Growing Your Email List With a Webinar
One of the big reasons people like to deliver webinars is because it can help grow your email list. That’s a big perk. We still see great conversion rates from email, despite how long it’s been around.
But your email list isn’t just for announcing things you care about. It’s a valuable content delivery tool.
Once you’ve gotten people on your webinar email list, don’t ignore them until it’s time to send reminders. Be sure to use this more intimate content channel to keep them excited about your webinar.
They’ve already shown you that they care about the topic. So if you send on-topic content, then your engagement level should be high.
Here are some of the email stats we saw at DTSQ during our 2-week webinar promotion period:
- 42 webinar signups (more than doubled our email list)
- 67.3% open rate average for the 6 emails related to the webinar
- 30% click through rate on various links (for some emails, the point wasn’t to CT)
DTSQ’s email list is more of a micro-list, but everyone starts somewhere.

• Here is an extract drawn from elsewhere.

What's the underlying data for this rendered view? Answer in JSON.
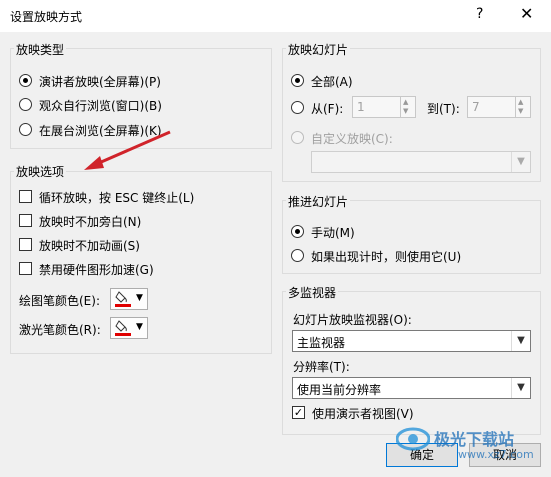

Out of all of the methods we’ve tried for growing our list, hosting a webinar delivered the fastest results.
That’s not to say our other lead magnets won’t or don’t produce results, but they’re more over time. Although we turned the webinar recording into a pretty sweet lead magnet (an interactive video), so there’s that.
Our average open rate was 67.3%. But our content emails (there were three) had open rates of 95%, 90% and 89%. The final three emails were reminder emails sent on the day of the webinar, delivering the webinar link and the workbook. Less people opened the first two reminder emails, but really the subject said what they needed to know, so that was fine.
A 30% CTR average ain’t bad, if I do say so myself. But not all of the emails were meant to drive clicks. I’m a fan of delivering value in emails without expecting clicks. My weekly newsletters are like that.
You can get information, insights, and tips all from my email. None of this “click here to read my post on….” without at least giving the reader something first. Most people aren’t that curious anymore.
For the emails that were meant to get clicks, we saw a CTR of around 45%.
The Most Important Benefits of Webinars: Audience Knowledge and Trust
Gaining audience trust and insight is by far the most important benefit of hosting a webinar. You get to deliver content with a live feedback mechanism. So if you think quickly on your feet, you can tailor your presentation in real time.
Whether you think quick on your feet or not, I highly recommend you do a pre-webinar survey. Not only does this show you why your audience cares about this topic, it helps give them a sense of ownership. Based on your survey results, you can tailor your content to best serve the people who’ve committed to joining you.
Of the 42 sign ups, 25 people showed up for the live webinar! There were some people who I knew were signing up to receive the recording later because they had prior engagements.
Thanks to Hosting a Webinar, I Can Better Serve My Network
Because of their survey responses and participation in my webinar, I know those nodes of my network much better. I got to hear their voices, get a better sense of their concerns, and bond with them.
These are people I can support more on social media because I know more about their needs. I’ve been tagging people on opportunities I’ve seen on LinkedIn and Twitter because I have a better idea of what they’re looking for.
Lead with value during your webinars, and your audience will learn that you deliver on your promises and that you value their time.